» **Data for analysis**:
_ _ _
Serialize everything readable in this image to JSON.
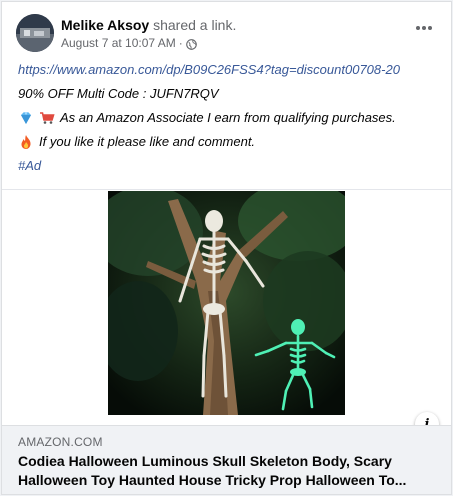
{
  "post": {
    "author": "Melike Aksoy",
    "action": "shared a link.",
    "timestamp": "August 7 at 10:07 AM",
    "separator": "·",
    "privacy_icon": "globe-icon",
    "more_icon": "more-horizontal-icon",
    "lines": {
      "url": "https://www.amazon.com/dp/B09C26FSS4?tag=discount00708-20",
      "code": "90% OFF Multi Code : JUFN7RQV",
      "associate": "As an Amazon Associate I earn from qualifying purchases.",
      "like": "If you like it please like and comment.",
      "hashtag": "#Ad"
    },
    "emojis": {
      "associate": [
        "gem-icon",
        "shopping-cart-icon"
      ],
      "like": "fire-icon"
    }
  },
  "link_preview": {
    "domain": "AMAZON.COM",
    "title_line1": "Codiea Halloween Luminous Skull Skeleton Body, Scary",
    "title_line2": "Halloween Toy Haunted House Tricky Prop Halloween To...",
    "info_label": "i"
  },
  "colors": {
    "link": "#385898",
    "muted": "#65676b",
    "preview_bg": "#f0f2f5"
  }
}
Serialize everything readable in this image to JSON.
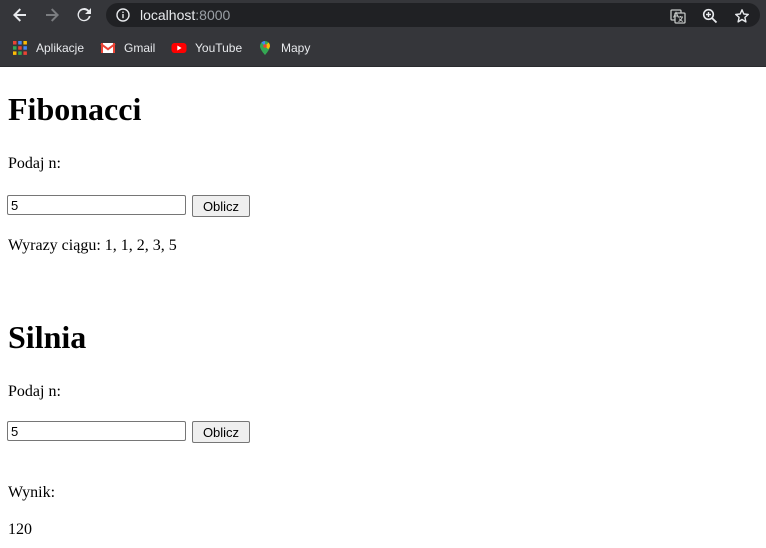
{
  "browser": {
    "url_host": "localhost",
    "url_port": ":8000",
    "bookmarks": [
      {
        "label": "Aplikacje",
        "icon": "apps-grid-icon"
      },
      {
        "label": "Gmail",
        "icon": "gmail-icon"
      },
      {
        "label": "YouTube",
        "icon": "youtube-icon"
      },
      {
        "label": "Mapy",
        "icon": "maps-pin-icon"
      }
    ]
  },
  "fibonacci": {
    "title": "Fibonacci",
    "prompt": "Podaj n:",
    "input_value": "5",
    "button_label": "Oblicz",
    "result": "Wyrazy ciągu: 1, 1, 2, 3, 5"
  },
  "silnia": {
    "title": "Silnia",
    "prompt": "Podaj n:",
    "input_value": "5",
    "button_label": "Oblicz",
    "result_label": "Wynik:",
    "result_value": "120"
  }
}
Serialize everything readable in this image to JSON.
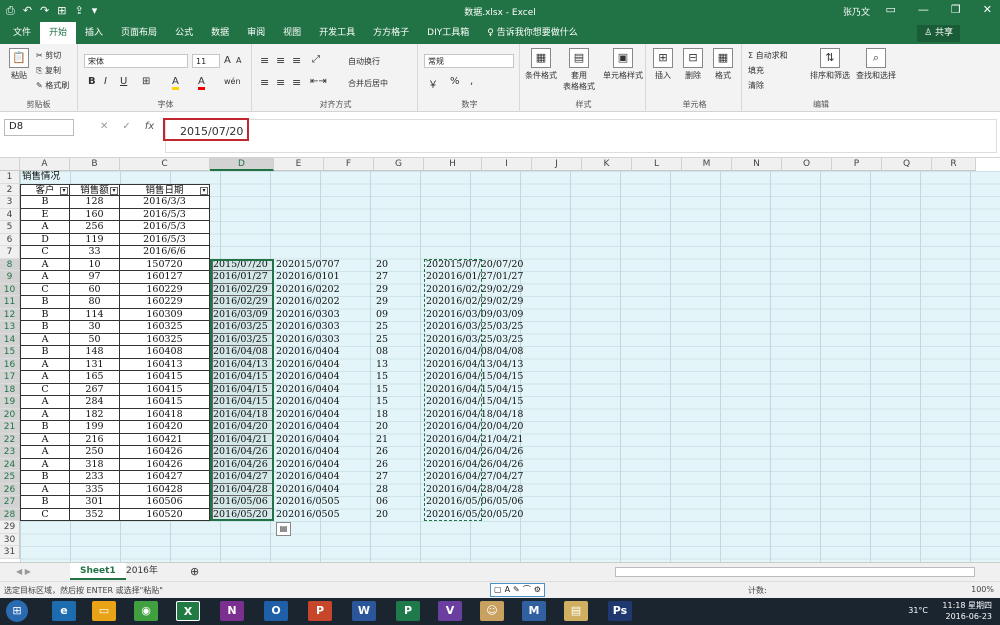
{
  "window": {
    "title": "数据.xlsx - Excel",
    "user": "张乃文",
    "controls": [
      "▭",
      "—",
      "❐",
      "✕"
    ]
  },
  "qat": [
    "⎙",
    "↶",
    "↷",
    "⊞",
    "⇪",
    "▾"
  ],
  "tabs": [
    "文件",
    "开始",
    "插入",
    "页面布局",
    "公式",
    "数据",
    "审阅",
    "视图",
    "开发工具",
    "方方格子",
    "DIY工具箱",
    "♀ 告诉我你想要做什么"
  ],
  "share": "♙ 共享",
  "ribbon": {
    "clipboard": {
      "label": "剪贴板",
      "paste": "粘贴",
      "cut": "✂ 剪切",
      "copy": "⎘ 复制",
      "painter": "✎ 格式刷"
    },
    "font": {
      "label": "字体",
      "name": "宋体",
      "size": "11",
      "bold": "B",
      "italic": "I",
      "underline": "U",
      "grow": "A",
      "shrink": "A",
      "border": "⊞",
      "fill": "A",
      "color": "A",
      "wen": "wén"
    },
    "align": {
      "label": "对齐方式",
      "wrap": "自动换行",
      "merge": "合并后居中"
    },
    "number": {
      "label": "数字",
      "format": "常规",
      "percent": "%",
      "comma": ","
    },
    "styles": {
      "label": "样式",
      "cond": "条件格式",
      "table": "套用\n表格格式",
      "cell": "单元格样式"
    },
    "cells": {
      "label": "单元格",
      "insert": "插入",
      "delete": "删除",
      "format": "格式"
    },
    "edit": {
      "label": "编辑",
      "autosum": "Σ 自动求和",
      "fill": "填充",
      "clear": "清除",
      "sort": "排序和筛选",
      "find": "查找和选择"
    }
  },
  "formula": {
    "namebox": "D8",
    "value": "2015/07/20",
    "cancel": "✕",
    "enter": "✓",
    "fx": "fx"
  },
  "columns": [
    "A",
    "B",
    "C",
    "D",
    "E",
    "F",
    "G",
    "H",
    "I",
    "J",
    "K",
    "L",
    "M",
    "N",
    "O",
    "P",
    "Q",
    "R"
  ],
  "rows": [
    "1",
    "2",
    "3",
    "4",
    "5",
    "6",
    "7",
    "8",
    "9",
    "10",
    "11",
    "12",
    "13",
    "14",
    "15",
    "16",
    "17",
    "18",
    "19",
    "20",
    "21",
    "22",
    "23",
    "24",
    "25",
    "26",
    "27",
    "28",
    "29",
    "30",
    "31"
  ],
  "sheet": {
    "title": "销售情况",
    "headers": [
      "客户",
      "销售额",
      "销售日期"
    ],
    "data": [
      [
        "B",
        "128",
        "2016/3/3",
        "",
        "",
        "",
        ""
      ],
      [
        "E",
        "160",
        "2016/5/3",
        "",
        "",
        "",
        ""
      ],
      [
        "A",
        "256",
        "2016/5/3",
        "",
        "",
        "",
        ""
      ],
      [
        "D",
        "119",
        "2016/5/3",
        "",
        "",
        "",
        ""
      ],
      [
        "C",
        "33",
        "2016/6/6",
        "",
        "",
        "",
        ""
      ],
      [
        "A",
        "10",
        "150720",
        "2015/07/20",
        "202015/0707",
        "20",
        "202015/07/20/07/20"
      ],
      [
        "A",
        "97",
        "160127",
        "2016/01/27",
        "202016/0101",
        "27",
        "202016/01/27/01/27"
      ],
      [
        "C",
        "60",
        "160229",
        "2016/02/29",
        "202016/0202",
        "29",
        "202016/02/29/02/29"
      ],
      [
        "B",
        "80",
        "160229",
        "2016/02/29",
        "202016/0202",
        "29",
        "202016/02/29/02/29"
      ],
      [
        "B",
        "114",
        "160309",
        "2016/03/09",
        "202016/0303",
        "09",
        "202016/03/09/03/09"
      ],
      [
        "B",
        "30",
        "160325",
        "2016/03/25",
        "202016/0303",
        "25",
        "202016/03/25/03/25"
      ],
      [
        "A",
        "50",
        "160325",
        "2016/03/25",
        "202016/0303",
        "25",
        "202016/03/25/03/25"
      ],
      [
        "B",
        "148",
        "160408",
        "2016/04/08",
        "202016/0404",
        "08",
        "202016/04/08/04/08"
      ],
      [
        "A",
        "131",
        "160413",
        "2016/04/13",
        "202016/0404",
        "13",
        "202016/04/13/04/13"
      ],
      [
        "A",
        "165",
        "160415",
        "2016/04/15",
        "202016/0404",
        "15",
        "202016/04/15/04/15"
      ],
      [
        "C",
        "267",
        "160415",
        "2016/04/15",
        "202016/0404",
        "15",
        "202016/04/15/04/15"
      ],
      [
        "A",
        "284",
        "160415",
        "2016/04/15",
        "202016/0404",
        "15",
        "202016/04/15/04/15"
      ],
      [
        "A",
        "182",
        "160418",
        "2016/04/18",
        "202016/0404",
        "18",
        "202016/04/18/04/18"
      ],
      [
        "B",
        "199",
        "160420",
        "2016/04/20",
        "202016/0404",
        "20",
        "202016/04/20/04/20"
      ],
      [
        "A",
        "216",
        "160421",
        "2016/04/21",
        "202016/0404",
        "21",
        "202016/04/21/04/21"
      ],
      [
        "A",
        "250",
        "160426",
        "2016/04/26",
        "202016/0404",
        "26",
        "202016/04/26/04/26"
      ],
      [
        "A",
        "318",
        "160426",
        "2016/04/26",
        "202016/0404",
        "26",
        "202016/04/26/04/26"
      ],
      [
        "B",
        "233",
        "160427",
        "2016/04/27",
        "202016/0404",
        "27",
        "202016/04/27/04/27"
      ],
      [
        "A",
        "335",
        "160428",
        "2016/04/28",
        "202016/0404",
        "28",
        "202016/04/28/04/28"
      ],
      [
        "B",
        "301",
        "160506",
        "2016/05/06",
        "202016/0505",
        "06",
        "202016/05/06/05/06"
      ],
      [
        "C",
        "352",
        "160520",
        "2016/05/20",
        "202016/0505",
        "20",
        "202016/05/20/05/20"
      ]
    ]
  },
  "sheets": [
    "Sheet1",
    "2016年"
  ],
  "status": "选定目标区域，然后按 ENTER 或选择\"粘贴\"",
  "statusRight": "计数:",
  "zoom": "100%",
  "taskbar": {
    "time": "11:18 星期四",
    "date": "2016-06-23",
    "weather": "31°C"
  },
  "colors": {
    "accent": "#217346",
    "selection": "#c0262d"
  }
}
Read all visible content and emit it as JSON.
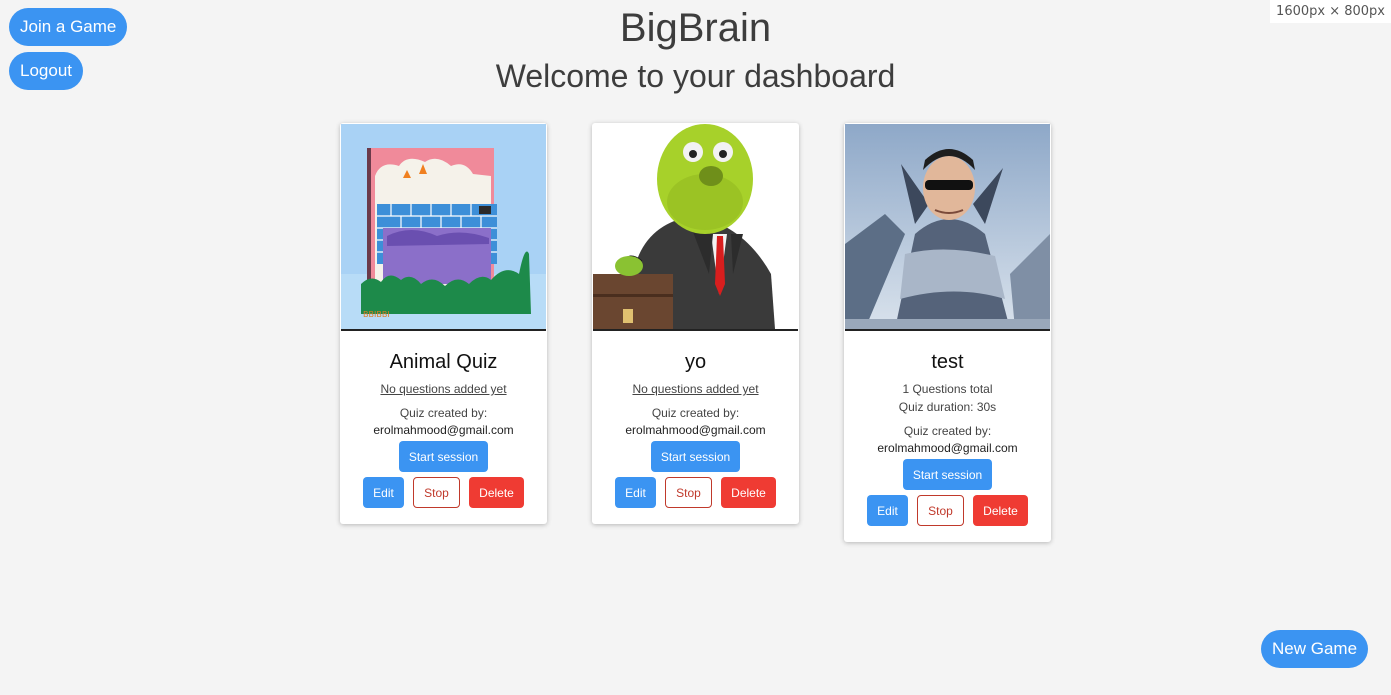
{
  "nav": {
    "join_label": "Join a Game",
    "logout_label": "Logout",
    "new_game_label": "New Game"
  },
  "viewport_badge": "1600px × 800px",
  "header": {
    "title": "BigBrain",
    "subtitle": "Welcome to your dashboard"
  },
  "colors": {
    "primary": "#3b94f2",
    "danger": "#ef3b33",
    "stop_outline": "#c0392b",
    "background": "#f4f4f4"
  },
  "cards": [
    {
      "title": "Animal Quiz",
      "info_line1": "No questions added yet",
      "info_line2": "",
      "creator_label": "Quiz created by:",
      "creator_email": "erolmahmood@gmail.com",
      "start_label": "Start session",
      "edit_label": "Edit",
      "stop_label": "Stop",
      "delete_label": "Delete",
      "thumbnail_watermark": "BBIBBI"
    },
    {
      "title": "yo",
      "info_line1": "No questions added yet",
      "info_line2": "",
      "creator_label": "Quiz created by:",
      "creator_email": "erolmahmood@gmail.com",
      "start_label": "Start session",
      "edit_label": "Edit",
      "stop_label": "Stop",
      "delete_label": "Delete"
    },
    {
      "title": "test",
      "info_line1": "1 Questions total",
      "info_line2": "Quiz duration: 30s",
      "creator_label": "Quiz created by:",
      "creator_email": "erolmahmood@gmail.com",
      "start_label": "Start session",
      "edit_label": "Edit",
      "stop_label": "Stop",
      "delete_label": "Delete"
    }
  ]
}
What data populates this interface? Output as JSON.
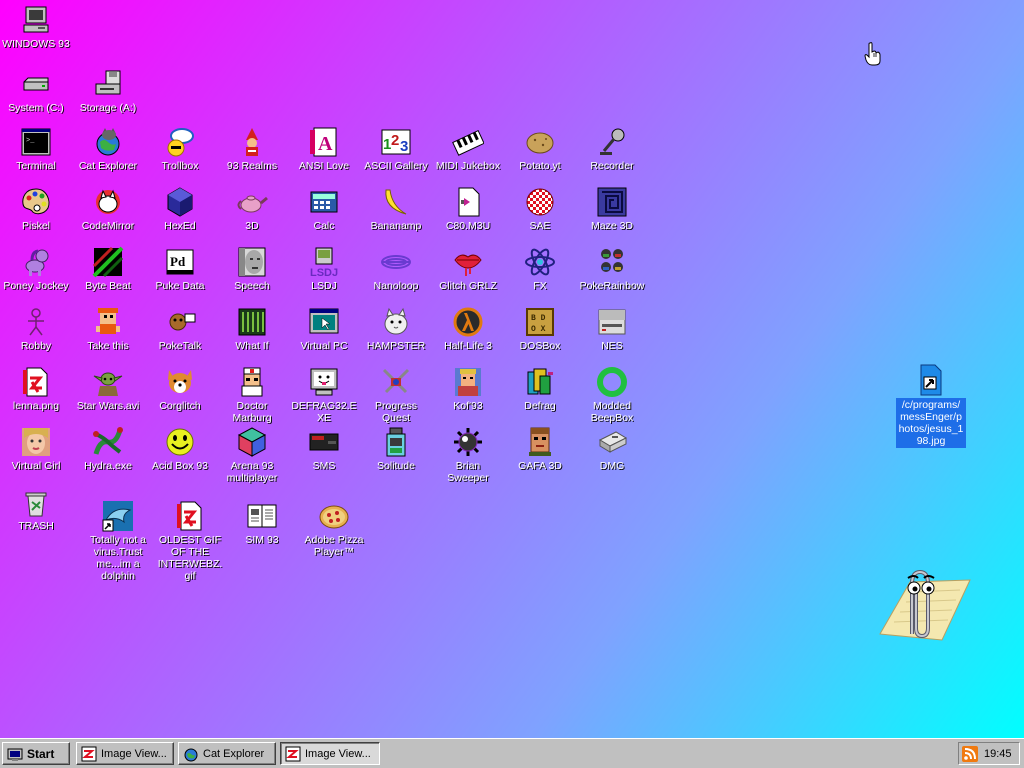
{
  "desktop": {
    "icons": [
      {
        "label": "WINDOWS 93",
        "icon": "computer-icon"
      },
      {
        "label": "System (C:)",
        "icon": "drive-icon"
      },
      {
        "label": "Storage (A:)",
        "icon": "floppy-drive-icon"
      },
      {
        "label": "Terminal",
        "icon": "terminal-icon"
      },
      {
        "label": "Cat Explorer",
        "icon": "cat-globe-icon"
      },
      {
        "label": "Trollbox",
        "icon": "chat-bubble-icon"
      },
      {
        "label": "93 Realms",
        "icon": "mage-icon"
      },
      {
        "label": "ANSI Love",
        "icon": "ansi-letter-icon"
      },
      {
        "label": "ASCII Gallery",
        "icon": "ascii-123-icon"
      },
      {
        "label": "MIDI Jukebox",
        "icon": "piano-keys-icon"
      },
      {
        "label": "Potato.yt",
        "icon": "potato-icon"
      },
      {
        "label": "Recorder",
        "icon": "microphone-icon"
      },
      {
        "label": "Piskel",
        "icon": "paint-palette-icon"
      },
      {
        "label": "CodeMirror",
        "icon": "white-cat-icon"
      },
      {
        "label": "HexEd",
        "icon": "hex-cube-icon"
      },
      {
        "label": "3D",
        "icon": "teapot-icon"
      },
      {
        "label": "Calc",
        "icon": "calculator-icon"
      },
      {
        "label": "Bananamp",
        "icon": "banana-icon"
      },
      {
        "label": "C80.M3U",
        "icon": "playlist-file-icon"
      },
      {
        "label": "SAE",
        "icon": "checkered-ball-icon"
      },
      {
        "label": "Maze 3D",
        "icon": "maze-icon"
      },
      {
        "label": "Poney Jockey",
        "icon": "pony-icon"
      },
      {
        "label": "Byte Beat",
        "icon": "byte-beat-icon"
      },
      {
        "label": "Puke Data",
        "icon": "pd-icon"
      },
      {
        "label": "Speech",
        "icon": "speech-face-icon"
      },
      {
        "label": "LSDJ",
        "icon": "gameboy-icon"
      },
      {
        "label": "Nanoloop",
        "icon": "nanoloop-icon"
      },
      {
        "label": "Glitch GRLZ",
        "icon": "lips-icon"
      },
      {
        "label": "FX",
        "icon": "atom-icon"
      },
      {
        "label": "PokeRainbow",
        "icon": "pokemon-trainers-icon"
      },
      {
        "label": "Robby",
        "icon": "stick-figure-icon"
      },
      {
        "label": "Take this",
        "icon": "clown-icon"
      },
      {
        "label": "PokeTalk",
        "icon": "poke-talk-icon"
      },
      {
        "label": "What If",
        "icon": "what-if-icon"
      },
      {
        "label": "Virtual PC",
        "icon": "virtual-pc-icon"
      },
      {
        "label": "HAMPSTER",
        "icon": "hamster-icon"
      },
      {
        "label": "Half-Life 3",
        "icon": "lambda-icon"
      },
      {
        "label": "DOSBox",
        "icon": "dosbox-icon"
      },
      {
        "label": "NES",
        "icon": "nes-console-icon"
      },
      {
        "label": "lenna.png",
        "icon": "image-file-icon"
      },
      {
        "label": "Star Wars.avi",
        "icon": "yoda-icon"
      },
      {
        "label": "Corglitch",
        "icon": "corgi-icon"
      },
      {
        "label": "Doctor Marburg",
        "icon": "doctor-icon"
      },
      {
        "label": "DEFRAG32.EXE",
        "icon": "monitor-face-icon"
      },
      {
        "label": "Progress Quest",
        "icon": "crossed-swords-icon"
      },
      {
        "label": "Kof'93",
        "icon": "fighter-icon"
      },
      {
        "label": "Defrag",
        "icon": "defrag-icon"
      },
      {
        "label": "Modded BeepBox",
        "icon": "green-ring-icon"
      },
      {
        "label": "Virtual Girl",
        "icon": "girl-face-icon"
      },
      {
        "label": "Hydra.exe",
        "icon": "hydra-icon"
      },
      {
        "label": "Acid Box 93",
        "icon": "smiley-icon"
      },
      {
        "label": "Arena 93 multiplayer",
        "icon": "cube-icon"
      },
      {
        "label": "SMS",
        "icon": "sms-console-icon"
      },
      {
        "label": "Solitude",
        "icon": "solitude-icon"
      },
      {
        "label": "Brian Sweeper",
        "icon": "mine-icon"
      },
      {
        "label": "GAFA 3D",
        "icon": "gafa-face-icon"
      },
      {
        "label": "DMG",
        "icon": "dmg-icon"
      },
      {
        "label": "TRASH",
        "icon": "trash-icon"
      },
      {
        "label": "Totally not a virus.Trust me...im a dolphin",
        "icon": "dolphin-shortcut-icon"
      },
      {
        "label": "OLDEST GIF OF THE INTERWEBZ.gif",
        "icon": "gif-file-icon"
      },
      {
        "label": "SIM 93",
        "icon": "sim-book-icon"
      },
      {
        "label": "Adobe Pizza Player™",
        "icon": "pizza-icon"
      }
    ],
    "selected_file": {
      "label": "/c/programs/messEnger/photos/jesus_198.jpg",
      "icon": "file-shortcut-icon"
    },
    "assistant": {
      "icon": "paperclip-assistant-icon"
    },
    "cursor": {
      "icon": "hand-cursor-icon"
    }
  },
  "taskbar": {
    "start_label": "Start",
    "tasks": [
      {
        "label": "Image View...",
        "icon": "image-viewer-icon"
      },
      {
        "label": "Cat Explorer",
        "icon": "cat-globe-icon"
      },
      {
        "label": "Image View...",
        "icon": "image-viewer-icon"
      }
    ],
    "clock": "19:45",
    "tray_icon": "rss-icon",
    "colors": {
      "face": "#c0c0c0",
      "selection": "#1e6ee8"
    }
  }
}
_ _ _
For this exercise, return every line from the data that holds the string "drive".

        "icon": "drive-icon"
        "icon": "floppy-drive-icon"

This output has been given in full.